Information supplied:

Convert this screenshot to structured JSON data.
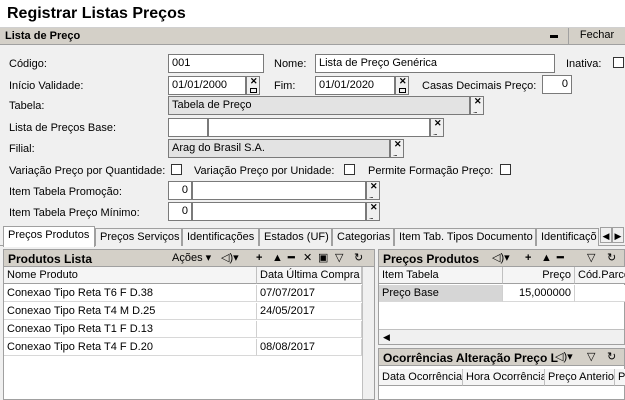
{
  "window": {
    "title": "Registrar Listas Preços"
  },
  "panel": {
    "title": "Lista de Preço",
    "close_label": "Fechar"
  },
  "form": {
    "codigo_label": "Código:",
    "codigo_value": "001",
    "nome_label": "Nome:",
    "nome_value": "Lista de Preço Genérica",
    "inativa_label": "Inativa:",
    "inicio_label": "Início Validade:",
    "inicio_value": "01/01/2000",
    "fim_label": "Fim:",
    "fim_value": "01/01/2020",
    "casas_label": "Casas Decimais Preço:",
    "casas_value": "0",
    "tabela_label": "Tabela:",
    "tabela_value": "Tabela de Preço",
    "lista_base_label": "Lista de Preços Base:",
    "filial_label": "Filial:",
    "filial_value": "Arag do Brasil S.A.",
    "var_qtd_label": "Variação Preço por Quantidade:",
    "var_un_label": "Variação Preço por Unidade:",
    "permite_label": "Permite Formação Preço:",
    "promo_label": "Item Tabela Promoção:",
    "promo_value": "0",
    "minimo_label": "Item Tabela Preço Mínimo:",
    "minimo_value": "0"
  },
  "tabs": [
    "Preços Produtos",
    "Preços Serviços",
    "Identificações",
    "Estados (UF)",
    "Categorias",
    "Item Tab. Tipos Documento",
    "Identificaçõ"
  ],
  "produtos": {
    "title": "Produtos Lista",
    "actions_label": "Ações",
    "columns": [
      "Nome Produto",
      "Data Última Compra"
    ],
    "rows": [
      [
        "Conexao Tipo Reta T6 F D.38",
        "07/07/2017"
      ],
      [
        "Conexao Tipo Reta T4 M D.25",
        "24/05/2017"
      ],
      [
        "Conexao Tipo Reta T1 F D.13",
        ""
      ],
      [
        "Conexao Tipo Reta T4 F D.20",
        "08/08/2017"
      ]
    ]
  },
  "precos": {
    "title": "Preços Produtos",
    "columns": [
      "Item Tabela",
      "Preço",
      "Cód.Parce"
    ],
    "rows": [
      [
        "Preço Base",
        "15,000000",
        ""
      ]
    ]
  },
  "ocorrencias": {
    "title": "Ocorrências Alteração Preço L",
    "columns": [
      "Data Ocorrência",
      "Hora Ocorrência",
      "Preço Anterior",
      "P"
    ]
  }
}
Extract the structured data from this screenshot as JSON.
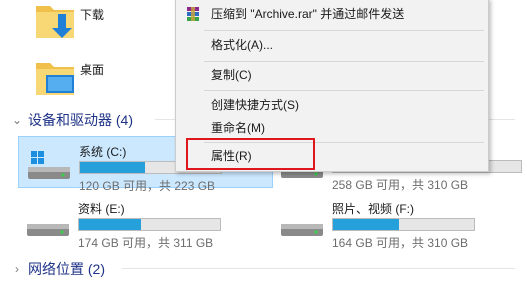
{
  "folders": [
    {
      "label": "下载",
      "icon": "downloads-folder-icon"
    },
    {
      "label": "桌面",
      "icon": "desktop-folder-icon"
    }
  ],
  "sections": {
    "devices": "设备和驱动器 (4)",
    "network": "网络位置 (2)"
  },
  "drives": [
    {
      "name": "系统 (C:)",
      "free": "120 GB 可用，共 223 GB",
      "used_fraction": 0.46,
      "selected": true,
      "icon": "windows-drive-icon"
    },
    {
      "name": "",
      "free": "258 GB 可用，共 310 GB",
      "used_fraction": 0.17,
      "selected": false,
      "icon": "hard-drive-icon"
    },
    {
      "name": "资料 (E:)",
      "free": "174 GB 可用，共 311 GB",
      "used_fraction": 0.44,
      "selected": false,
      "icon": "hard-drive-icon"
    },
    {
      "name": "照片、视频 (F:)",
      "free": "164 GB 可用，共 310 GB",
      "used_fraction": 0.47,
      "selected": false,
      "icon": "hard-drive-icon"
    }
  ],
  "context_menu": {
    "items": [
      {
        "label": "压缩到 \"Archive.rar\" 并通过邮件发送",
        "icon": "winrar-icon"
      },
      {
        "label": "格式化(A)..."
      },
      {
        "label": "复制(C)"
      },
      {
        "label": "创建快捷方式(S)"
      },
      {
        "label": "重命名(M)"
      },
      {
        "label": "属性(R)"
      }
    ]
  },
  "colors": {
    "accent": "#26a0da",
    "selection_bg": "#cce8ff",
    "highlight_border": "#e0161f",
    "section_text": "#1e3287"
  }
}
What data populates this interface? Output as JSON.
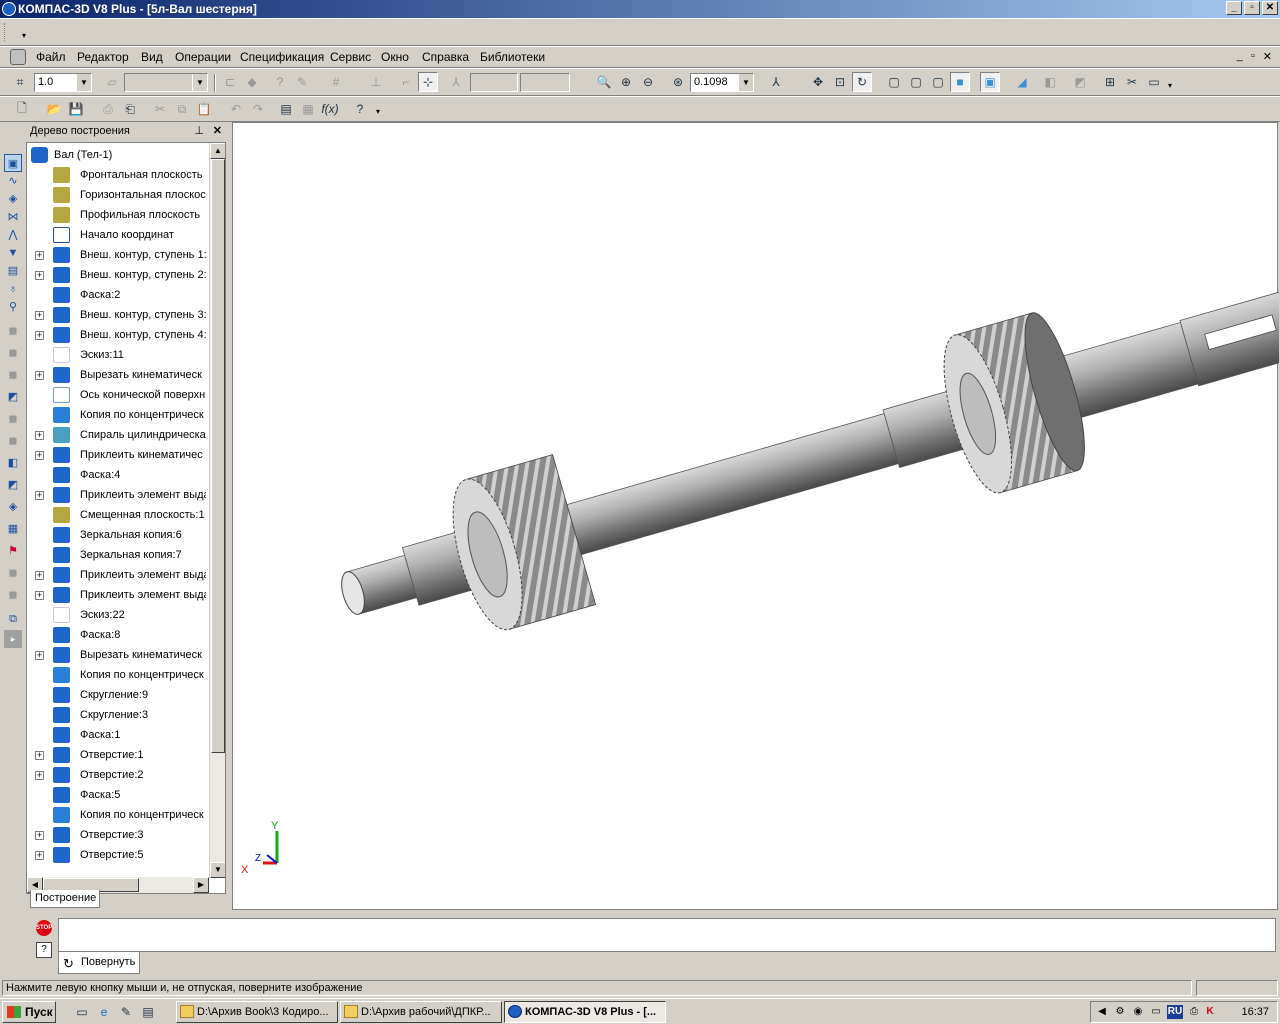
{
  "window": {
    "title": "КОМПАС-3D V8 Plus - [5л-Вал шестерня]"
  },
  "menu": [
    "Файл",
    "Редактор",
    "Вид",
    "Операции",
    "Спецификация",
    "Сервис",
    "Окно",
    "Справка",
    "Библиотеки"
  ],
  "toolbar": {
    "step_value": "1.0",
    "zoom_value": "0.1098"
  },
  "tree": {
    "title": "Дерево построения",
    "root": "Вал (Тел-1)",
    "items": [
      {
        "label": "Фронтальная плоскость",
        "icon": "plane-icon",
        "exp": false
      },
      {
        "label": "Горизонтальная плоскос",
        "icon": "plane-icon",
        "exp": false
      },
      {
        "label": "Профильная плоскость",
        "icon": "plane-icon",
        "exp": false
      },
      {
        "label": "Начало координат",
        "icon": "origin-icon",
        "exp": false
      },
      {
        "label": "Внеш. контур, ступень 1:",
        "icon": "extrude-icon",
        "exp": true
      },
      {
        "label": "Внеш. контур, ступень 2:",
        "icon": "extrude-icon",
        "exp": true
      },
      {
        "label": "Фаска:2",
        "icon": "chamfer-icon",
        "exp": false
      },
      {
        "label": "Внеш. контур, ступень 3:",
        "icon": "extrude-icon",
        "exp": true
      },
      {
        "label": "Внеш. контур, ступень 4:",
        "icon": "extrude-icon",
        "exp": true
      },
      {
        "label": "Эскиз:11",
        "icon": "sketch-icon",
        "exp": false
      },
      {
        "label": "Вырезать кинематическ",
        "icon": "sweep-cut-icon",
        "exp": true
      },
      {
        "label": "Ось конической поверхн",
        "icon": "axis-icon",
        "exp": false
      },
      {
        "label": "Копия по концентрическ",
        "icon": "pattern-icon",
        "exp": false
      },
      {
        "label": "Спираль цилиндрическа",
        "icon": "helix-icon",
        "exp": true
      },
      {
        "label": "Приклеить кинематичес",
        "icon": "sweep-icon",
        "exp": true
      },
      {
        "label": "Фаска:4",
        "icon": "chamfer-icon",
        "exp": false
      },
      {
        "label": "Приклеить элемент выда",
        "icon": "extrude-icon",
        "exp": true
      },
      {
        "label": "Смещенная плоскость:1",
        "icon": "plane-icon",
        "exp": false
      },
      {
        "label": "Зеркальная копия:6",
        "icon": "mirror-icon",
        "exp": false
      },
      {
        "label": "Зеркальная копия:7",
        "icon": "mirror-icon",
        "exp": false
      },
      {
        "label": "Приклеить элемент выда",
        "icon": "extrude-icon",
        "exp": true
      },
      {
        "label": "Приклеить элемент выда",
        "icon": "extrude-icon",
        "exp": true
      },
      {
        "label": "Эскиз:22",
        "icon": "sketch-icon",
        "exp": false
      },
      {
        "label": "Фаска:8",
        "icon": "chamfer-icon",
        "exp": false
      },
      {
        "label": "Вырезать кинематическ",
        "icon": "sweep-cut-icon",
        "exp": true
      },
      {
        "label": "Копия по концентрическ",
        "icon": "pattern-icon",
        "exp": false
      },
      {
        "label": "Скругление:9",
        "icon": "fillet-icon",
        "exp": false
      },
      {
        "label": "Скругление:3",
        "icon": "fillet-icon",
        "exp": false
      },
      {
        "label": "Фаска:1",
        "icon": "chamfer-icon",
        "exp": false
      },
      {
        "label": "Отверстие:1",
        "icon": "hole-icon",
        "exp": true
      },
      {
        "label": "Отверстие:2",
        "icon": "hole-icon",
        "exp": true
      },
      {
        "label": "Фаска:5",
        "icon": "chamfer-icon",
        "exp": false
      },
      {
        "label": "Копия по концентрическ",
        "icon": "pattern-icon",
        "exp": false
      },
      {
        "label": "Отверстие:3",
        "icon": "hole-icon",
        "exp": true
      },
      {
        "label": "Отверстие:5",
        "icon": "hole-icon",
        "exp": true
      }
    ],
    "tab": "Построение"
  },
  "axes": {
    "x": "X",
    "y": "Y",
    "z": "Z"
  },
  "bottom": {
    "rotate_tab": "Повернуть"
  },
  "status": {
    "text": "Нажмите левую кнопку мыши и, не отпуская, поверните изображение"
  },
  "taskbar": {
    "start": "Пуск",
    "tasks": [
      "D:\\Архив Book\\3 Кодиро...",
      "D:\\Архив рабочий\\ДПКР...",
      "КОМПАС-3D V8 Plus - [..."
    ],
    "lang": "RU",
    "clock": "16:37"
  }
}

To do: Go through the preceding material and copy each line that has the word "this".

Exercise output:
Convert this screenshot to structured JSON data.
Extract the structured data from this screenshot as JSON.
What data populates this interface? Output as JSON.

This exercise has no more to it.